- Vol. 7, No. 8
Determinants of Adoption Subsidies
Adoption subsidy amounts vary widely by State as well as by child and adoptive family characteristics. A study recently published in Adoption Quarterly drew on data from the national Adoption and Foster Care Analysis and Reporting System (AFCARS) for 2001 to evaluate some of the characteristics associated with the variations in assistance amounts. AFCARS collects adoption and foster care data from all States, the District of Columbia, and Puerto Rico.
According to the authors of "Determinants of Adoption Subsidies," 88 percent of all children adopted from foster care in 2001 received adoption assistance. However, only 13 percent of those adopted in Puerto Rico received assistance, versus 100 percent of those adopted in South Carolina; other States and the District of Columbia fell somewhere in between those percentages. The amount of the monthly subsidies also varied widely by State, from a median of $174 in Puerto Rico to $856 in Iowa. The national median was $444.
Besides State of residence, other characteristics were associated with subsidy variations:
- Older children and African-American children were more likely to receive subsidies and to receive larger amounts.
- Children who waited for their adoption at least 18 months after termination of parental rights tended to receive a larger amount than children adopted more quickly.
- Children adopted by foster parents or relatives were more likely to receive subsidies than other children.
- Children adopted by single women were more likely to receive assistance than children adopted by married couples.

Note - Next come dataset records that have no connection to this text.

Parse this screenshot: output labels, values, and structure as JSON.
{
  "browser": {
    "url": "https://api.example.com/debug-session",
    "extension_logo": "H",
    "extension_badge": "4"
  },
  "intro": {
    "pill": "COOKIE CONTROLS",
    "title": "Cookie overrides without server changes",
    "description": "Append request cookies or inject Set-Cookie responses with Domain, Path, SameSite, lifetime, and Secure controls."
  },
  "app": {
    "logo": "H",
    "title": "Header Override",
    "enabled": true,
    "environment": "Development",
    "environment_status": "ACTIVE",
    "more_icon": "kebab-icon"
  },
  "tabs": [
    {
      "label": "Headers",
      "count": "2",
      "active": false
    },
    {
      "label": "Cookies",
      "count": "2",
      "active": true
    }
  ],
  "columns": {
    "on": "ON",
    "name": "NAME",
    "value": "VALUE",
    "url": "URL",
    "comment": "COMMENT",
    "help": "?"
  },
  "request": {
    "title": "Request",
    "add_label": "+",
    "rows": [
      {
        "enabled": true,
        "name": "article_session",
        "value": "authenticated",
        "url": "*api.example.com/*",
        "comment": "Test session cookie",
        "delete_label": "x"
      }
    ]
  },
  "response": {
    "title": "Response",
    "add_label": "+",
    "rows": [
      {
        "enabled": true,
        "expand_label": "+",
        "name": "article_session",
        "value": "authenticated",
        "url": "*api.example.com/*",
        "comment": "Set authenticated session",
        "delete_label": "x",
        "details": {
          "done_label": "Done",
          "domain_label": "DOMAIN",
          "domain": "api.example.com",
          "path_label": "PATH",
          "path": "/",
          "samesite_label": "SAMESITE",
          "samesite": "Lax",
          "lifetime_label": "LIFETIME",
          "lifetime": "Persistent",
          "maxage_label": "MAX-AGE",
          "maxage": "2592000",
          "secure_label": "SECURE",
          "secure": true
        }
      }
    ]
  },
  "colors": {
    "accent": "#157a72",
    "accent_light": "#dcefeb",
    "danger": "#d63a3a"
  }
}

- Children adopted by African-American mothers were more likely to receive subsidies and tended to receive larger subsidies than other children.
The authors of the study suggest that many of the variations in median amounts reflect the greater need for services by certain groups, such as older children and others who have historically encountered greater barriers to adoption. Thus, the subsidies are used to reduce these barriers and to promote permanency for children.
"Determinants of Adoption Subsidies," by D. A. Gibbs, B. T. Dalberth, N. D. Berkman, and D. Weitzenkamp, was funded by the U.S. Department of Health and Human Services, Office of the Assistant Secretary for Planning and Evaluation. The article was published in Volume 9(2/3) of Adoption Quarterly and is available for online purchase: